_WHAT IS NEEDED_
Print out all of the data below, keeping it identical to the original.

_EXERCISE INPUTS_
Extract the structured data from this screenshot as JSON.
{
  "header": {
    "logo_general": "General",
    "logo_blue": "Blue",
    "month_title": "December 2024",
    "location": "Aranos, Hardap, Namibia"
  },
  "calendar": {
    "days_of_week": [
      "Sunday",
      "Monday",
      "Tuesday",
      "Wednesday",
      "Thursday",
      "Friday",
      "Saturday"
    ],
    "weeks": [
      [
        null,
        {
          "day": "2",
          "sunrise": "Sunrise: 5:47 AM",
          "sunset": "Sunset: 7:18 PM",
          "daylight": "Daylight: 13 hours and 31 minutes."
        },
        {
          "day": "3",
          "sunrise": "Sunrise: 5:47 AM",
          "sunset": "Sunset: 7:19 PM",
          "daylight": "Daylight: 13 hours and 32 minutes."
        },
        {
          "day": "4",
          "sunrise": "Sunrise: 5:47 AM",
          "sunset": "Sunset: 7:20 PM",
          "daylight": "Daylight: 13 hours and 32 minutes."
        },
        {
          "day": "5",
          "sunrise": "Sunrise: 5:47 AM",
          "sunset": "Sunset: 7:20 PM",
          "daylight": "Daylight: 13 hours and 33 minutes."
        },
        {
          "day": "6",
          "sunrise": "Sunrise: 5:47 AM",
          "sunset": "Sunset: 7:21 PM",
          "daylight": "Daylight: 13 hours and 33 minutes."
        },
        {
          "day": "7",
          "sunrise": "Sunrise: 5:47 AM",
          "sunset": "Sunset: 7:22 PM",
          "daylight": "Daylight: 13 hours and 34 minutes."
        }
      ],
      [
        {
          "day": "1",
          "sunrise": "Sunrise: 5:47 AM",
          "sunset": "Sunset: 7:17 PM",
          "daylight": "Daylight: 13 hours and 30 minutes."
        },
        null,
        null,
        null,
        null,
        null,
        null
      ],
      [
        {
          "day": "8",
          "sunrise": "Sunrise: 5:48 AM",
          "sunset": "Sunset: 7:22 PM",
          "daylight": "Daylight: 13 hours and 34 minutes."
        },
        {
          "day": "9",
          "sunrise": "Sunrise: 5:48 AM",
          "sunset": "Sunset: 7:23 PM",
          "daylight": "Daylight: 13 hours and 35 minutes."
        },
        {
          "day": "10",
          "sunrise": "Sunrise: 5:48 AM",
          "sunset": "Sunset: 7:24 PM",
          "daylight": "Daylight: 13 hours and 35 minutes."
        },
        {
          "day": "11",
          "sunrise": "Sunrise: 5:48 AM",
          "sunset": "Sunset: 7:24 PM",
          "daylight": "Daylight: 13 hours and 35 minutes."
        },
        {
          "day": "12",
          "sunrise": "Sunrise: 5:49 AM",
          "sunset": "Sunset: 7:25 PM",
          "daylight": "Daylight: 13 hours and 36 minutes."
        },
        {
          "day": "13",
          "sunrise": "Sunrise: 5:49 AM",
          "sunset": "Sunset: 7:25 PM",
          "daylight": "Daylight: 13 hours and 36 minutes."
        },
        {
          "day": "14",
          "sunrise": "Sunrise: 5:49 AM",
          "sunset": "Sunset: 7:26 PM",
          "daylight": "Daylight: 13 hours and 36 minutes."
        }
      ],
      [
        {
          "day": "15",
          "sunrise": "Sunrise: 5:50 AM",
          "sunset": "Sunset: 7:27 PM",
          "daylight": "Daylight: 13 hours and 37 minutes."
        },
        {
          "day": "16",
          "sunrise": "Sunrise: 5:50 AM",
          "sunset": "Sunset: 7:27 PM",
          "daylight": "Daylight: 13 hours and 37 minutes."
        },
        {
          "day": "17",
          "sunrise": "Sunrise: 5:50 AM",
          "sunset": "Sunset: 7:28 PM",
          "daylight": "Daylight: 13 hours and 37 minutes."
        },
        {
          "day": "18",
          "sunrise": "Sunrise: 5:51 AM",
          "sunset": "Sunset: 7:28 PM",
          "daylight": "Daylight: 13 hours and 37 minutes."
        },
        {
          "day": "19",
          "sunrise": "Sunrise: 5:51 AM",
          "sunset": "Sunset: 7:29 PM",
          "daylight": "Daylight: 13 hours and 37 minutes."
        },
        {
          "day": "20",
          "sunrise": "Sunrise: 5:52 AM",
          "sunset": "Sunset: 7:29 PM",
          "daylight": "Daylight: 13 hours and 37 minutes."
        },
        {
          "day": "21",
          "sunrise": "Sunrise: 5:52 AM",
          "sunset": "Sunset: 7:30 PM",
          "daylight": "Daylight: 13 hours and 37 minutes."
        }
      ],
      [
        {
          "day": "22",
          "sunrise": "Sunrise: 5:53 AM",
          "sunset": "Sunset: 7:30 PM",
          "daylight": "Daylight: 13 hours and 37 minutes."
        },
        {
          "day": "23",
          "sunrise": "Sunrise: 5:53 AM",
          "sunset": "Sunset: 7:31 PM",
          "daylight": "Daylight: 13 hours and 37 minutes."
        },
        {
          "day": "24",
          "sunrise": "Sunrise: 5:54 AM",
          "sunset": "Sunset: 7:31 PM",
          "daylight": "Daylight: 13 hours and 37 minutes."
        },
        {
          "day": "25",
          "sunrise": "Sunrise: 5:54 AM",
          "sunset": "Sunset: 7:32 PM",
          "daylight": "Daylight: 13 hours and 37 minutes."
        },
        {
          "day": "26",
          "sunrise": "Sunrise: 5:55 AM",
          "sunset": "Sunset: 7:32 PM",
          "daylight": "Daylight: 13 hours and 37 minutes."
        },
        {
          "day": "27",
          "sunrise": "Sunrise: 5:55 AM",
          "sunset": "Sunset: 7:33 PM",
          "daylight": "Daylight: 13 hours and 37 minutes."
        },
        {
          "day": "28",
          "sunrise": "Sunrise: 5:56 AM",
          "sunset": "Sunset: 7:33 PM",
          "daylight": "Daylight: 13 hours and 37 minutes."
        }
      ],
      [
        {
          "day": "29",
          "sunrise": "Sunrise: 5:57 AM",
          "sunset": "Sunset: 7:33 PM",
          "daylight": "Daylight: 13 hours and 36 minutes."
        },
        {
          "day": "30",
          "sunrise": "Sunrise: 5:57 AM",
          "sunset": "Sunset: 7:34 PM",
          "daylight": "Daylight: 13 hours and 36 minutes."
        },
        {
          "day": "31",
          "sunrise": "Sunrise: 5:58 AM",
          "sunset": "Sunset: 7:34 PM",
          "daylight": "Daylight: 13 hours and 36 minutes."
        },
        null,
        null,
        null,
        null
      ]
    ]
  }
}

_EXERCISE RESULT_
Extract the structured data from this screenshot as JSON.
{
  "header": {
    "logo_general": "General",
    "logo_blue": "Blue",
    "month_title": "December 2024",
    "location": "Aranos, Hardap, Namibia"
  },
  "calendar": {
    "days_of_week": [
      "Sunday",
      "Monday",
      "Tuesday",
      "Wednesday",
      "Thursday",
      "Friday",
      "Saturday"
    ],
    "weeks": [
      [
        null,
        {
          "day": "2",
          "sunrise": "Sunrise: 5:47 AM",
          "sunset": "Sunset: 7:18 PM",
          "daylight": "Daylight: 13 hours and 31 minutes."
        },
        {
          "day": "3",
          "sunrise": "Sunrise: 5:47 AM",
          "sunset": "Sunset: 7:19 PM",
          "daylight": "Daylight: 13 hours and 32 minutes."
        },
        {
          "day": "4",
          "sunrise": "Sunrise: 5:47 AM",
          "sunset": "Sunset: 7:20 PM",
          "daylight": "Daylight: 13 hours and 32 minutes."
        },
        {
          "day": "5",
          "sunrise": "Sunrise: 5:47 AM",
          "sunset": "Sunset: 7:20 PM",
          "daylight": "Daylight: 13 hours and 33 minutes."
        },
        {
          "day": "6",
          "sunrise": "Sunrise: 5:47 AM",
          "sunset": "Sunset: 7:21 PM",
          "daylight": "Daylight: 13 hours and 33 minutes."
        },
        {
          "day": "7",
          "sunrise": "Sunrise: 5:47 AM",
          "sunset": "Sunset: 7:22 PM",
          "daylight": "Daylight: 13 hours and 34 minutes."
        }
      ],
      [
        {
          "day": "1",
          "sunrise": "Sunrise: 5:47 AM",
          "sunset": "Sunset: 7:17 PM",
          "daylight": "Daylight: 13 hours and 30 minutes."
        },
        null,
        null,
        null,
        null,
        null,
        null
      ],
      [
        {
          "day": "8",
          "sunrise": "Sunrise: 5:48 AM",
          "sunset": "Sunset: 7:22 PM",
          "daylight": "Daylight: 13 hours and 34 minutes."
        },
        {
          "day": "9",
          "sunrise": "Sunrise: 5:48 AM",
          "sunset": "Sunset: 7:23 PM",
          "daylight": "Daylight: 13 hours and 35 minutes."
        },
        {
          "day": "10",
          "sunrise": "Sunrise: 5:48 AM",
          "sunset": "Sunset: 7:24 PM",
          "daylight": "Daylight: 13 hours and 35 minutes."
        },
        {
          "day": "11",
          "sunrise": "Sunrise: 5:48 AM",
          "sunset": "Sunset: 7:24 PM",
          "daylight": "Daylight: 13 hours and 35 minutes."
        },
        {
          "day": "12",
          "sunrise": "Sunrise: 5:49 AM",
          "sunset": "Sunset: 7:25 PM",
          "daylight": "Daylight: 13 hours and 36 minutes."
        },
        {
          "day": "13",
          "sunrise": "Sunrise: 5:49 AM",
          "sunset": "Sunset: 7:25 PM",
          "daylight": "Daylight: 13 hours and 36 minutes."
        },
        {
          "day": "14",
          "sunrise": "Sunrise: 5:49 AM",
          "sunset": "Sunset: 7:26 PM",
          "daylight": "Daylight: 13 hours and 36 minutes."
        }
      ],
      [
        {
          "day": "15",
          "sunrise": "Sunrise: 5:50 AM",
          "sunset": "Sunset: 7:27 PM",
          "daylight": "Daylight: 13 hours and 37 minutes."
        },
        {
          "day": "16",
          "sunrise": "Sunrise: 5:50 AM",
          "sunset": "Sunset: 7:27 PM",
          "daylight": "Daylight: 13 hours and 37 minutes."
        },
        {
          "day": "17",
          "sunrise": "Sunrise: 5:50 AM",
          "sunset": "Sunset: 7:28 PM",
          "daylight": "Daylight: 13 hours and 37 minutes."
        },
        {
          "day": "18",
          "sunrise": "Sunrise: 5:51 AM",
          "sunset": "Sunset: 7:28 PM",
          "daylight": "Daylight: 13 hours and 37 minutes."
        },
        {
          "day": "19",
          "sunrise": "Sunrise: 5:51 AM",
          "sunset": "Sunset: 7:29 PM",
          "daylight": "Daylight: 13 hours and 37 minutes."
        },
        {
          "day": "20",
          "sunrise": "Sunrise: 5:52 AM",
          "sunset": "Sunset: 7:29 PM",
          "daylight": "Daylight: 13 hours and 37 minutes."
        },
        {
          "day": "21",
          "sunrise": "Sunrise: 5:52 AM",
          "sunset": "Sunset: 7:30 PM",
          "daylight": "Daylight: 13 hours and 37 minutes."
        }
      ],
      [
        {
          "day": "22",
          "sunrise": "Sunrise: 5:53 AM",
          "sunset": "Sunset: 7:30 PM",
          "daylight": "Daylight: 13 hours and 37 minutes."
        },
        {
          "day": "23",
          "sunrise": "Sunrise: 5:53 AM",
          "sunset": "Sunset: 7:31 PM",
          "daylight": "Daylight: 13 hours and 37 minutes."
        },
        {
          "day": "24",
          "sunrise": "Sunrise: 5:54 AM",
          "sunset": "Sunset: 7:31 PM",
          "daylight": "Daylight: 13 hours and 37 minutes."
        },
        {
          "day": "25",
          "sunrise": "Sunrise: 5:54 AM",
          "sunset": "Sunset: 7:32 PM",
          "daylight": "Daylight: 13 hours and 37 minutes."
        },
        {
          "day": "26",
          "sunrise": "Sunrise: 5:55 AM",
          "sunset": "Sunset: 7:32 PM",
          "daylight": "Daylight: 13 hours and 37 minutes."
        },
        {
          "day": "27",
          "sunrise": "Sunrise: 5:55 AM",
          "sunset": "Sunset: 7:33 PM",
          "daylight": "Daylight: 13 hours and 37 minutes."
        },
        {
          "day": "28",
          "sunrise": "Sunrise: 5:56 AM",
          "sunset": "Sunset: 7:33 PM",
          "daylight": "Daylight: 13 hours and 37 minutes."
        }
      ],
      [
        {
          "day": "29",
          "sunrise": "Sunrise: 5:57 AM",
          "sunset": "Sunset: 7:33 PM",
          "daylight": "Daylight: 13 hours and 36 minutes."
        },
        {
          "day": "30",
          "sunrise": "Sunrise: 5:57 AM",
          "sunset": "Sunset: 7:34 PM",
          "daylight": "Daylight: 13 hours and 36 minutes."
        },
        {
          "day": "31",
          "sunrise": "Sunrise: 5:58 AM",
          "sunset": "Sunset: 7:34 PM",
          "daylight": "Daylight: 13 hours and 36 minutes."
        },
        null,
        null,
        null,
        null
      ]
    ]
  }
}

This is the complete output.